**PROBLEM DESCRIPTION**
Below are records; copy every line in them that holds the word "Follow".

##############################

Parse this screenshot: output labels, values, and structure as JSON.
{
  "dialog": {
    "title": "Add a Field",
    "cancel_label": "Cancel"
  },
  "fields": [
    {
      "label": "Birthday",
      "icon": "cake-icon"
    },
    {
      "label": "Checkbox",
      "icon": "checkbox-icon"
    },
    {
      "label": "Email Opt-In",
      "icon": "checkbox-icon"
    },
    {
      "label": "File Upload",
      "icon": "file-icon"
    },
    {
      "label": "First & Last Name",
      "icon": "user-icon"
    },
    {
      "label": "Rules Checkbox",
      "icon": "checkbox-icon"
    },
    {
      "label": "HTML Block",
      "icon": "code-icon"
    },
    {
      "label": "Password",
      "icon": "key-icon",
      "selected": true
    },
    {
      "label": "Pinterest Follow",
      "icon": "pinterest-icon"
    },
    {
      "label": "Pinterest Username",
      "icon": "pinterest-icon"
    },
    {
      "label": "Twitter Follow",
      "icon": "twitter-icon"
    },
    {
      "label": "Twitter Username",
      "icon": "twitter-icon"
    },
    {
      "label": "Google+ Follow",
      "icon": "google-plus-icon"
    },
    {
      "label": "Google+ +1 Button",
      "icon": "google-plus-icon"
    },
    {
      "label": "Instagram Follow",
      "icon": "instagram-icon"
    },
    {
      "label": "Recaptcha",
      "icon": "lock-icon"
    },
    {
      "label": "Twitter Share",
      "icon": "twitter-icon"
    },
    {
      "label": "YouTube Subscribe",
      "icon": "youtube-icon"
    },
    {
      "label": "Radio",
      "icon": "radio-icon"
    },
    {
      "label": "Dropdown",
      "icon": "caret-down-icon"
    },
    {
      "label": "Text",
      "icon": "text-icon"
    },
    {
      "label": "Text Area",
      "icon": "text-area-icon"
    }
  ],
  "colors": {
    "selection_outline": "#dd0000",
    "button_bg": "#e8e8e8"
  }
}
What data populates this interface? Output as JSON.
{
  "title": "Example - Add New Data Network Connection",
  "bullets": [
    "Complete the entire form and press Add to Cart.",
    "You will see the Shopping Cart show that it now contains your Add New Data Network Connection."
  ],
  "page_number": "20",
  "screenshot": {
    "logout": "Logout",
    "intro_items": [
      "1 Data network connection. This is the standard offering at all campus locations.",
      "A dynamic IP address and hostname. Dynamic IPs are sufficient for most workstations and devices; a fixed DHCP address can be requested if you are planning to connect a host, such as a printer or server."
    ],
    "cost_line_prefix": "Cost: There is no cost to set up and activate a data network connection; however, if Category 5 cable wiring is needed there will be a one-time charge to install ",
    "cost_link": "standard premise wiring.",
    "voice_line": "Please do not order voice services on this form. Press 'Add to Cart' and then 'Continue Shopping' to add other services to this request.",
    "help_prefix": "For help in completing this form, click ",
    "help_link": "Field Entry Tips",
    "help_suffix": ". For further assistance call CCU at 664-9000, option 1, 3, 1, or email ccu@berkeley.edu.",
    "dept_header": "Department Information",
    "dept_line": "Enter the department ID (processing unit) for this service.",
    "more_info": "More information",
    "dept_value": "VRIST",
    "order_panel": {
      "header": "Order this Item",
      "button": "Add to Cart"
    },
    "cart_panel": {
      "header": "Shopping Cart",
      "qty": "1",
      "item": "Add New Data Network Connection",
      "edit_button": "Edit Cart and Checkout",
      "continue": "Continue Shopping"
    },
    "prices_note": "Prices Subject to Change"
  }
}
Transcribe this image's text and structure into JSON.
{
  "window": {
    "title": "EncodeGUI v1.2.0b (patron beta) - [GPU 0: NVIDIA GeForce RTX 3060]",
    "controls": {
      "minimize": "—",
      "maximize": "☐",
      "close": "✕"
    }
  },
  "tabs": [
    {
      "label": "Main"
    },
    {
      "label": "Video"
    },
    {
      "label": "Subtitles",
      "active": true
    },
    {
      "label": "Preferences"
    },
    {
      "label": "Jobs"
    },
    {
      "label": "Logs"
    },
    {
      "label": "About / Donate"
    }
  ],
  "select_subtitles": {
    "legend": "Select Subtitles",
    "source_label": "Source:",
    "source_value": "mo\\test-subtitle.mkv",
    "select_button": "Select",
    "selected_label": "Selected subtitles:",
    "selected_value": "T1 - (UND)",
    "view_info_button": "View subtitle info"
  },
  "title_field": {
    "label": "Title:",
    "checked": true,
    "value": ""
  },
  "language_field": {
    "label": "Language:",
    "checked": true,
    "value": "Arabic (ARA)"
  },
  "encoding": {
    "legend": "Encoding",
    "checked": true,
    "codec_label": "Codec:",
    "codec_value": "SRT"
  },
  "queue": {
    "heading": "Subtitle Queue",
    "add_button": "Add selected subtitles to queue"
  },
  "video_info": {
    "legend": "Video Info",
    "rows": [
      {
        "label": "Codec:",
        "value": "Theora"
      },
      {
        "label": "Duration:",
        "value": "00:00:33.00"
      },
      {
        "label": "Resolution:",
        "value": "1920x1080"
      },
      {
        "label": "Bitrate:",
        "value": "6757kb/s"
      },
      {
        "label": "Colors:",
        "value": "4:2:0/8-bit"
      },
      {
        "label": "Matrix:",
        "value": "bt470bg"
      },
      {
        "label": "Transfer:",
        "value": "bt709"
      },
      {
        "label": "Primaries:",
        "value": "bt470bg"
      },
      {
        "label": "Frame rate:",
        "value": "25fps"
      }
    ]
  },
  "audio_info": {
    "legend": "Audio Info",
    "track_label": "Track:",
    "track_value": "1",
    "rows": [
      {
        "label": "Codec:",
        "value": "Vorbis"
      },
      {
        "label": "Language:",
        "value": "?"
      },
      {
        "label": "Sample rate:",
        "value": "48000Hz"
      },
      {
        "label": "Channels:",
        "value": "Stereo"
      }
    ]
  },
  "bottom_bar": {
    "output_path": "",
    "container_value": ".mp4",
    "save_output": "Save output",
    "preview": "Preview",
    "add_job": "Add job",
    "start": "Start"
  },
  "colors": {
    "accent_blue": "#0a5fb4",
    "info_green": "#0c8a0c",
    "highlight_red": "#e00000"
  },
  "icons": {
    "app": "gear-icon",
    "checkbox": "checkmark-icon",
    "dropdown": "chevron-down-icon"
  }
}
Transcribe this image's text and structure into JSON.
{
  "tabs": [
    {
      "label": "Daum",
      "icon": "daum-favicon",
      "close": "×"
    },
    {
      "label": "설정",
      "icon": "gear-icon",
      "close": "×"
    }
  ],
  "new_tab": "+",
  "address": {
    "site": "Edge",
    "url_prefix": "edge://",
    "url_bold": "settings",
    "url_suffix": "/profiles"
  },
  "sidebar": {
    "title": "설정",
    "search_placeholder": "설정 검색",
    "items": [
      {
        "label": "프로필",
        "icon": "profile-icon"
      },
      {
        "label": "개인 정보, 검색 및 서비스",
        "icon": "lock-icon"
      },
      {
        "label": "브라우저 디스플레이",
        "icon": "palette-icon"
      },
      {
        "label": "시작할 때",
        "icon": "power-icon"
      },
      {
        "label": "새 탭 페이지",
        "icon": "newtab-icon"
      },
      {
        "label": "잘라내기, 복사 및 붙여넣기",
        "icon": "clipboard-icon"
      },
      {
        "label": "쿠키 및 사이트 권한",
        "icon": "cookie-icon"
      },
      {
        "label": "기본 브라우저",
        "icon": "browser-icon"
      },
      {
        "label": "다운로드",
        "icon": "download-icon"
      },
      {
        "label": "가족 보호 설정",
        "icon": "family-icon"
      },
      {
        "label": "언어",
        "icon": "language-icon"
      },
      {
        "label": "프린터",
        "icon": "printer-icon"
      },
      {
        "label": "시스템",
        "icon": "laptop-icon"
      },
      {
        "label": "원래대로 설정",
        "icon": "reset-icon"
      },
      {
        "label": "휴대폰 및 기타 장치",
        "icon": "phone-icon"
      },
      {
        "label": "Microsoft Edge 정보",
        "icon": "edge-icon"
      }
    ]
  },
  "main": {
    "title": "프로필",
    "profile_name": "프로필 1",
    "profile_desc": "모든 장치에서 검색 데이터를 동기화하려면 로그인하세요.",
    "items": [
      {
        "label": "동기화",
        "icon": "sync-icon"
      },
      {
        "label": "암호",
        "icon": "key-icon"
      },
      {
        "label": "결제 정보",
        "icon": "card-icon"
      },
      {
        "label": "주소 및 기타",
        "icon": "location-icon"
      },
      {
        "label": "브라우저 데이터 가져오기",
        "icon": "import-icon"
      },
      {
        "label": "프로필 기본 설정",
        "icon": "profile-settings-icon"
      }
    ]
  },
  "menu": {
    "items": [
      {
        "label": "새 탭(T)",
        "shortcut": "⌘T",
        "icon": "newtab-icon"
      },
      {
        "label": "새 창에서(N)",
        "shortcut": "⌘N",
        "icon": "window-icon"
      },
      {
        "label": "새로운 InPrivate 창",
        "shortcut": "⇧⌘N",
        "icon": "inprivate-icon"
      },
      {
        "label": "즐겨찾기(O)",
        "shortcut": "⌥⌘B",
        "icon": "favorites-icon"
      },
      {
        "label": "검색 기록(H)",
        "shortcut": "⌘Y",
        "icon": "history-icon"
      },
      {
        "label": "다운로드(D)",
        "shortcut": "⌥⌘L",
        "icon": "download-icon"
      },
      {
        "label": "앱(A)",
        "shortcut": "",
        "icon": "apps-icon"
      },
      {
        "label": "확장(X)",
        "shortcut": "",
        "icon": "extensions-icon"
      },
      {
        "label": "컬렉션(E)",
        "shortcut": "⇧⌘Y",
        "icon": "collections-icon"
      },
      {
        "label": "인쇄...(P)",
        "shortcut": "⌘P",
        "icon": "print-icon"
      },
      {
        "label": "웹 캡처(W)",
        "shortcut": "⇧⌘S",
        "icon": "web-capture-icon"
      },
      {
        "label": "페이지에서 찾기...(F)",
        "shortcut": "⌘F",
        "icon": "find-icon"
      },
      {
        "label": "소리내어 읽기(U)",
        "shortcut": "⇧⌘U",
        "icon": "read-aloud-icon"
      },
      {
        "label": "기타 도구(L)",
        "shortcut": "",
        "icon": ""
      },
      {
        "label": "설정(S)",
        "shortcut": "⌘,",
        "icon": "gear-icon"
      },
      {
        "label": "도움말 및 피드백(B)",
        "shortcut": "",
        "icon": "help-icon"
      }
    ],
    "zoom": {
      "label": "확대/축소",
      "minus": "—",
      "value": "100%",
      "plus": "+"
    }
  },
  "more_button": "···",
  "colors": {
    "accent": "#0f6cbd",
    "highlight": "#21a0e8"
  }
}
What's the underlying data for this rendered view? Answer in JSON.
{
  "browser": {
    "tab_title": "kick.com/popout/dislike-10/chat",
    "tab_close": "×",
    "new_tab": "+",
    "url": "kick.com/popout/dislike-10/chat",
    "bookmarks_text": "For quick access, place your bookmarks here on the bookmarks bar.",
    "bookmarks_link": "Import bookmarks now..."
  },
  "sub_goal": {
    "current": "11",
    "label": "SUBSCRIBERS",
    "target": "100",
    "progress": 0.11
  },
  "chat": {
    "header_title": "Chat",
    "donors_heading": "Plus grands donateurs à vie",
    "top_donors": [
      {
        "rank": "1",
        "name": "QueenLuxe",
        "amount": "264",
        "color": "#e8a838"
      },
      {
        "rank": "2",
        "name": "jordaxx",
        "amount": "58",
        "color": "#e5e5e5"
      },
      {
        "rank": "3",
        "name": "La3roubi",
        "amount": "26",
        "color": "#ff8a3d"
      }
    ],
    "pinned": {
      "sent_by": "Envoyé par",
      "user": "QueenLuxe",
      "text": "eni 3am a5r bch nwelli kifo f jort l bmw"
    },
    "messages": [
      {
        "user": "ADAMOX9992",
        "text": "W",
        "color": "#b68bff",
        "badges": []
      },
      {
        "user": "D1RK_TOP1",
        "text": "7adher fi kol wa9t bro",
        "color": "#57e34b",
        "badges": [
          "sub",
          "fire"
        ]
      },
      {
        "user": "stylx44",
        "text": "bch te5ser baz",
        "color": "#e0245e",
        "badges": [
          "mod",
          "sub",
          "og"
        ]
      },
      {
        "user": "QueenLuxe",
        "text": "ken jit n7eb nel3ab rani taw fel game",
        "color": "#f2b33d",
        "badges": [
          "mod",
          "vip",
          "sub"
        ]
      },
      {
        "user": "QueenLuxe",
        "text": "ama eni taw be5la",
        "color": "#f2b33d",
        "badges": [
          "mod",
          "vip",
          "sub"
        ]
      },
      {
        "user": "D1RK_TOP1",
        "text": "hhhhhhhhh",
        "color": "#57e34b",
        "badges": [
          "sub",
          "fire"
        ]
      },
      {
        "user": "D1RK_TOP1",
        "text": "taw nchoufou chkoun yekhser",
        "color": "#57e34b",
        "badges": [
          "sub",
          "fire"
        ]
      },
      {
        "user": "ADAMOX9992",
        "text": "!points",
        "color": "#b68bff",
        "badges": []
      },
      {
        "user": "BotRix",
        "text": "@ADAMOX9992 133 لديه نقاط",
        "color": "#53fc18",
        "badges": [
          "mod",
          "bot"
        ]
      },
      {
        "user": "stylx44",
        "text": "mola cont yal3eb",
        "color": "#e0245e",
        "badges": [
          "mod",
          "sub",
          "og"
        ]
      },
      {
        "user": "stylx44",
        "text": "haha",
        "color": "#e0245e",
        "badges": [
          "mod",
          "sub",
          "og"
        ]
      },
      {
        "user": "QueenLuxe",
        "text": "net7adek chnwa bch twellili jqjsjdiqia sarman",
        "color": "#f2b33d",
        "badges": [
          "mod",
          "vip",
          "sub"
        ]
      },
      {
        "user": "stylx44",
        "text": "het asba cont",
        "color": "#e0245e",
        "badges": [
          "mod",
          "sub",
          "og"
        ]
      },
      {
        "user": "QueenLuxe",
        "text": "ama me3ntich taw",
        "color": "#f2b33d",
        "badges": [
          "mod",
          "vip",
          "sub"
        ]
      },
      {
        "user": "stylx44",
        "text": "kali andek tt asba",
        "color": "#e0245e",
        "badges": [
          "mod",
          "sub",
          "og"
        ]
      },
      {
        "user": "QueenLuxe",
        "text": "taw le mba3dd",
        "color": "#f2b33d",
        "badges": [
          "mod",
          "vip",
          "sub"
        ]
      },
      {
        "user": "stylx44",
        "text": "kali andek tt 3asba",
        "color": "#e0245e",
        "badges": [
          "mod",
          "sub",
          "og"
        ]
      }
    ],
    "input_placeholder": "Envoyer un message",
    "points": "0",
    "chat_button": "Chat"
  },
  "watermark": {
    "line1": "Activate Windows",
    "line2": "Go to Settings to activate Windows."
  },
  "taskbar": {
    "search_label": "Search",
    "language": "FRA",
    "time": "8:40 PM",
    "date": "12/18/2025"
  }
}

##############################

**TASK OUTPUT**
      "label": "Pinterest Follow",
      "label": "Twitter Follow",
      "label": "Google+ Follow",
      "label": "Instagram Follow",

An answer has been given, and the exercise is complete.